It’s six in the morning when we step foot on a desert street of Salta.
The town is incredibly calm and quiet, as calm as the weather gets before a storm. We walk up the street as the sun rises, passing by parks where the first birds are waking up.
The town, bathed in a semi gloom, looks like a town taken from the past. Sun rays are slowly unveiling the colours of the colonial houses as we make our way downtown, our steps echo in the empty streets. Without noticing, we are slowing down the pace, wondering what the town looks like when it’s awake.
Now sipping a freshly-made orange juice in a cafe, I observe life in town. People rest in parks; church bells ring to announce the end of the morning mass. I could easily imagine, from the sunny terrace, the ballet of dresses sweeping the paved streets, the giggles of young women being courted. A group of older men walking across the park to the gentlemen’s club, leaving puffs of cigar smoke behind them.
Suddenly, a trumpet scares the ghosts away and I am back from my daydream, back to the sunny terrace.
But the colonial times aren’t over, even in 2011. The trumpet is the call of the guard, who is forming straight lines of horses in an orchestrated march.

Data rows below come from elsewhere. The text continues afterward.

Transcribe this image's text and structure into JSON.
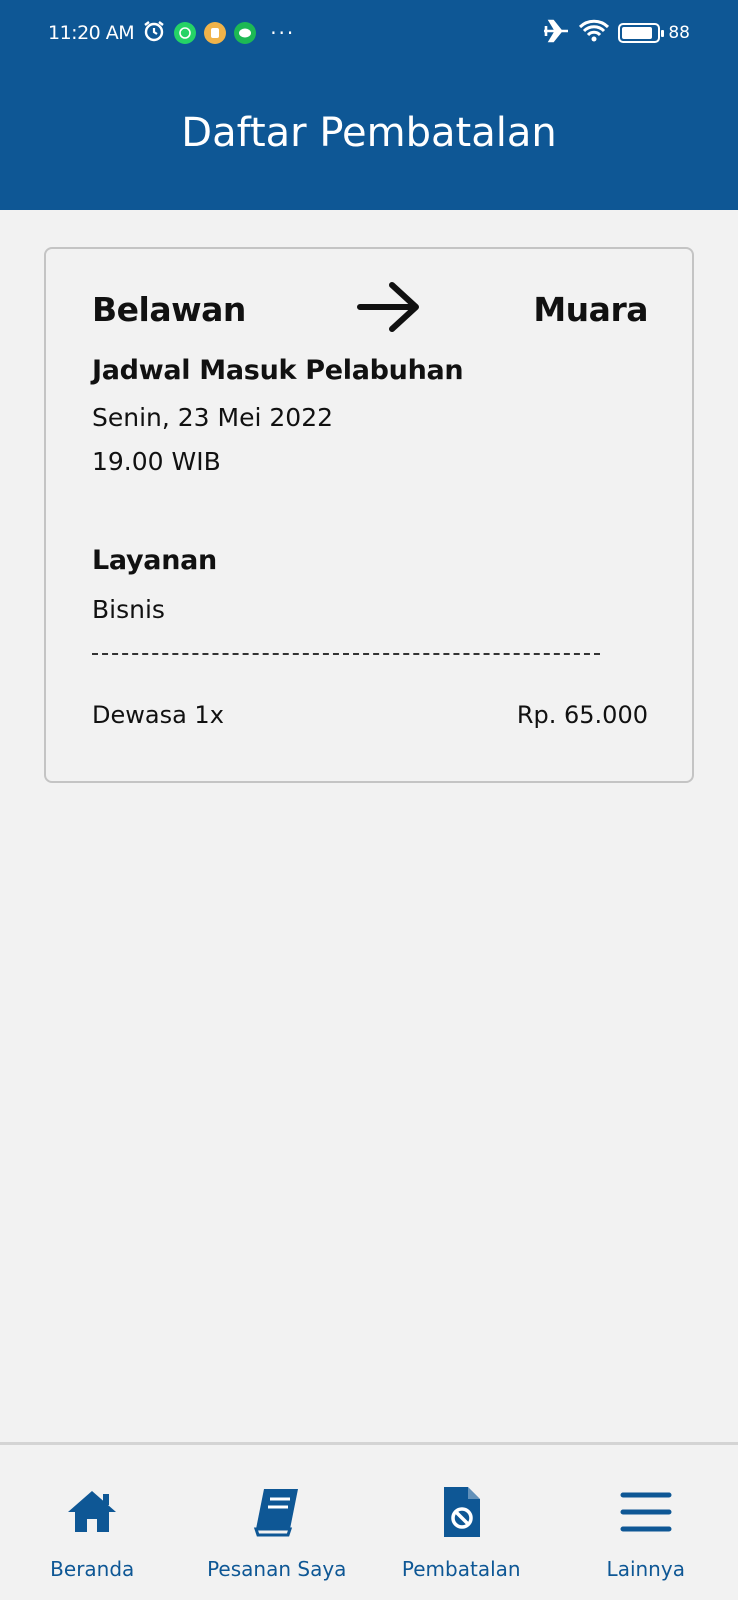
{
  "status_bar": {
    "time": "11:20 AM",
    "more": "···",
    "battery_percent": "88",
    "battery_level": 0.88
  },
  "header": {
    "title": "Daftar Pembatalan"
  },
  "card": {
    "origin": "Belawan",
    "destination": "Muara",
    "schedule_label": "Jadwal Masuk Pelabuhan",
    "schedule_date": "Senin, 23 Mei 2022",
    "schedule_time": "19.00 WIB",
    "service_label": "Layanan",
    "service_value": "Bisnis",
    "passenger": "Dewasa 1x",
    "price": "Rp. 65.000"
  },
  "nav": {
    "items": [
      {
        "label": "Beranda",
        "icon": "home-icon"
      },
      {
        "label": "Pesanan Saya",
        "icon": "book-icon"
      },
      {
        "label": "Pembatalan",
        "icon": "cancel-document-icon"
      },
      {
        "label": "Lainnya",
        "icon": "menu-icon"
      }
    ]
  },
  "colors": {
    "primary": "#0e5795",
    "background": "#f2f2f2",
    "card_border": "#c4c4c4"
  }
}
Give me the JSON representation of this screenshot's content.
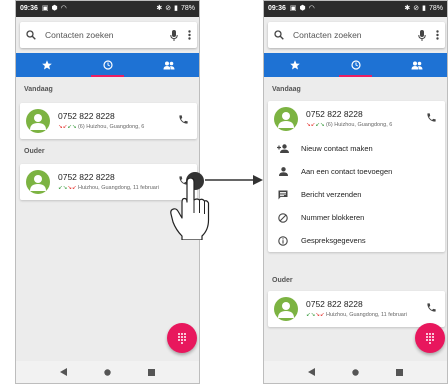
{
  "status": {
    "time": "09:36",
    "battery": "78%"
  },
  "search": {
    "placeholder": "Contacten zoeken"
  },
  "tabs": [
    {
      "icon": "star-icon",
      "active": false
    },
    {
      "icon": "clock-icon",
      "active": true
    },
    {
      "icon": "contacts-icon",
      "active": false
    }
  ],
  "sections": {
    "today": "Vandaag",
    "older": "Ouder"
  },
  "calls": {
    "today": {
      "number": "0752 822 8228",
      "detail": "(6) Huizhou, Guangdong, 6"
    },
    "older": {
      "number": "0752 822 8228",
      "detail": "Huizhou, Guangdong, 11 februari"
    }
  },
  "menu": [
    {
      "icon": "add-contact-icon",
      "label": "Nieuw contact maken"
    },
    {
      "icon": "person-icon",
      "label": "Aan een contact toevoegen"
    },
    {
      "icon": "message-icon",
      "label": "Bericht verzenden"
    },
    {
      "icon": "block-icon",
      "label": "Nummer blokkeren"
    },
    {
      "icon": "info-icon",
      "label": "Gespreksgegevens"
    }
  ],
  "colors": {
    "tab_bar": "#1e72d4",
    "fab": "#e8175d",
    "avatar": "#7cb342",
    "tab_indicator": "#e91e63"
  }
}
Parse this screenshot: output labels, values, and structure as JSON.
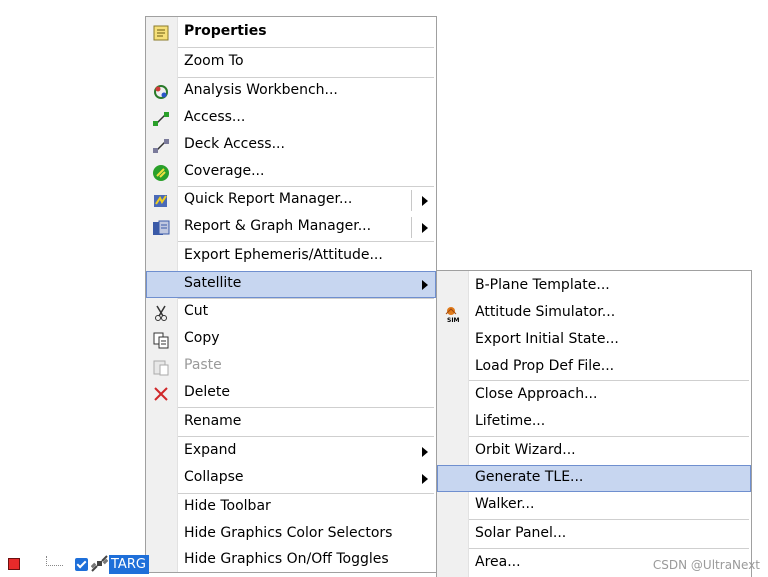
{
  "main_menu": {
    "items": [
      {
        "label": "Properties"
      },
      {
        "label": "Zoom To"
      },
      {
        "label": "Analysis Workbench..."
      },
      {
        "label": "Access..."
      },
      {
        "label": "Deck Access..."
      },
      {
        "label": "Coverage..."
      },
      {
        "label": "Quick Report Manager..."
      },
      {
        "label": "Report & Graph Manager..."
      },
      {
        "label": "Export Ephemeris/Attitude..."
      },
      {
        "label": "Satellite"
      },
      {
        "label": "Cut"
      },
      {
        "label": "Copy"
      },
      {
        "label": "Paste"
      },
      {
        "label": "Delete"
      },
      {
        "label": "Rename"
      },
      {
        "label": "Expand"
      },
      {
        "label": "Collapse"
      },
      {
        "label": "Hide Toolbar"
      },
      {
        "label": "Hide Graphics Color Selectors"
      },
      {
        "label": "Hide Graphics On/Off Toggles"
      }
    ]
  },
  "satellite_submenu": {
    "items": [
      {
        "label": "B-Plane Template..."
      },
      {
        "label": "Attitude Simulator..."
      },
      {
        "label": "Export Initial State..."
      },
      {
        "label": "Load Prop Def File..."
      },
      {
        "label": "Close Approach..."
      },
      {
        "label": "Lifetime..."
      },
      {
        "label": "Orbit Wizard..."
      },
      {
        "label": "Generate TLE..."
      },
      {
        "label": "Walker..."
      },
      {
        "label": "Solar Panel..."
      },
      {
        "label": "Area..."
      }
    ]
  },
  "tree": {
    "selected_label": "TARG"
  },
  "watermark": "CSDN @UltraNext",
  "colors": {
    "highlight": "#c7d6f0",
    "highlight_border": "#6f8fcf",
    "selection": "#1e6fd9"
  }
}
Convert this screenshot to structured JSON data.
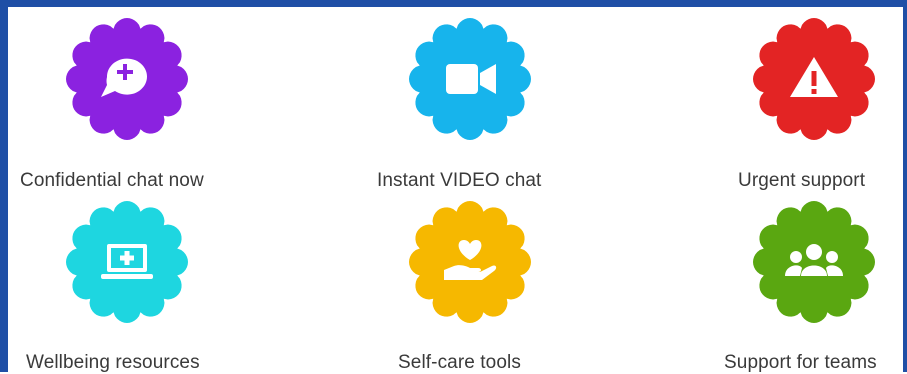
{
  "tiles": [
    {
      "label": "Confidential chat now",
      "icon": "chat-plus-icon",
      "color": "#8b22e0"
    },
    {
      "label": "Instant VIDEO chat",
      "icon": "video-camera-icon",
      "color": "#17b4ec"
    },
    {
      "label": "Urgent support",
      "icon": "warning-icon",
      "color": "#e32424"
    },
    {
      "label": "Wellbeing resources",
      "icon": "laptop-plus-icon",
      "color": "#1ed6e0"
    },
    {
      "label": "Self-care tools",
      "icon": "heart-hand-icon",
      "color": "#f6b800"
    },
    {
      "label": "Support for teams",
      "icon": "team-icon",
      "color": "#5aa711"
    }
  ],
  "frame_color": "#1f4fa6"
}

We didn’t really know what we were watching, but we stayed there for the whole hour it lasted, silencing when the trumpets did, commenting when the horses started their march again. It probably was just a simple change of guard, but on that morning, so early in a colonial town, we felt like we were somewhere in back time.
As dawn gave way to the morning sun, Salta became the capital city of the province. People hurried down the streets, entering shops, getting out with full bags. The whole city was awake; the streets were busy with people and cars, the parks crowded with happy children.
Like in any other city, we tried restaurants, sat on terraces, visited churches and hiked the pilgrim’s hill. Like in any other place, we talked to people, mostly visitors, wandered in the streets and took photos. Salta the capital became that: just another city.
But when the sun rises or sets, during the short moments they last, that’s when you know why you came to Salta. Not for the restaurants, nor the monuments, not for the hill. You are there to get that indescribable feeling of being in a movie, of being somewhere back in time. You went to Salta to wander down the peaceful streets. Or to look at the houses and the buildings under the first or the last rays of the Sun, thinking of the history Salta has. Thinking that you are in the North of Argentina, where you probably never thought you would be. It’s just a small dot on a world map, you’re just a person in your time, standing where other persons have stood a long time ago, dressed differently, in Salta.